> _THE PROBLEM_
Scan the entries line by line and return those with "just".

Items from a dataset:
..............................
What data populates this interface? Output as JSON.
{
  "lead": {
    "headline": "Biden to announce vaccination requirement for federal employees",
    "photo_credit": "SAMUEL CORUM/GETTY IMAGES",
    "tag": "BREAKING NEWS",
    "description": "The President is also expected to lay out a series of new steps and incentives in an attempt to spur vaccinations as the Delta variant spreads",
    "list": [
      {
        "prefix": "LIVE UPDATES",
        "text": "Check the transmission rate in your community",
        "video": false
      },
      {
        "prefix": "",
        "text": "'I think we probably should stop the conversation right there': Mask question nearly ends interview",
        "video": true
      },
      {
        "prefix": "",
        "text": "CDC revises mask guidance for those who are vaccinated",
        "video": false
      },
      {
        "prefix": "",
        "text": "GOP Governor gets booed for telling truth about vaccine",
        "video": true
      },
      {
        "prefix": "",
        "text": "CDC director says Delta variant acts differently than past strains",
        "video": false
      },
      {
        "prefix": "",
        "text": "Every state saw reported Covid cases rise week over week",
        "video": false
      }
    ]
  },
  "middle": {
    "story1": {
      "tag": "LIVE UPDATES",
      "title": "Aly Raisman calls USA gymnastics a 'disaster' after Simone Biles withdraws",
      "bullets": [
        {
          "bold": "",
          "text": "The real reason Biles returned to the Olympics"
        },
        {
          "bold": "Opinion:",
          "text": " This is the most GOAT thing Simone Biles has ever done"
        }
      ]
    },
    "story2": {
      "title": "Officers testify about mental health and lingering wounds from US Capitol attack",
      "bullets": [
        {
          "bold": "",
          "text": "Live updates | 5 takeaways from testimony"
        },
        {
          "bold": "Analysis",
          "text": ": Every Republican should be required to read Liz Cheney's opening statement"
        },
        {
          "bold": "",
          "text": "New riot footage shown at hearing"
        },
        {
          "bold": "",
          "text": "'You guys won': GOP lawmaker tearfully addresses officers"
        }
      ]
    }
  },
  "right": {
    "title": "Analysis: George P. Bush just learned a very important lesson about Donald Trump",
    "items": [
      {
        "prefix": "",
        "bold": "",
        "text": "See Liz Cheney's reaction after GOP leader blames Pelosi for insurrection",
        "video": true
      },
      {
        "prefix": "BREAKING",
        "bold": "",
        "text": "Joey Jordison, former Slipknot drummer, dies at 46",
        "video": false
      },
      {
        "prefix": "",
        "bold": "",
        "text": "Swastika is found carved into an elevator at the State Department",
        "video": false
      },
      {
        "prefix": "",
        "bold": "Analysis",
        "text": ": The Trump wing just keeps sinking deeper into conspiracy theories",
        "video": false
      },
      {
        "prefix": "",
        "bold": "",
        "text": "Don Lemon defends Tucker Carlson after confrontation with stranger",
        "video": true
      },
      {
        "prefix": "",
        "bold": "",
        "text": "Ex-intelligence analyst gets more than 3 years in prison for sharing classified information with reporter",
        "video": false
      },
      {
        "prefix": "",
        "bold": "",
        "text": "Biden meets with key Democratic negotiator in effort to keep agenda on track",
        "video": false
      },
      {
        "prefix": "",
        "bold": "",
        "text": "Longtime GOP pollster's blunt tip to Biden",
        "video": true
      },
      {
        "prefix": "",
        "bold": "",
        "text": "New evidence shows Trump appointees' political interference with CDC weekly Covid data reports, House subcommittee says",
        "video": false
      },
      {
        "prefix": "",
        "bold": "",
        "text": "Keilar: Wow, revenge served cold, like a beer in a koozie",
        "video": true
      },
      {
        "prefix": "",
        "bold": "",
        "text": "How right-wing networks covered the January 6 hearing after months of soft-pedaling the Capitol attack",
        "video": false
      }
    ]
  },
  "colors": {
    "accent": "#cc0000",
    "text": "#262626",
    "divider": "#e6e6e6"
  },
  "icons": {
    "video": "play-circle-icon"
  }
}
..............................
> _EXPECTED OUTPUT_
    "title": "Analysis: George P. Bush just learned a very important lesson about Donald Trump",
        "text": ": The Trump wing just keeps sinking deeper into conspiracy theories",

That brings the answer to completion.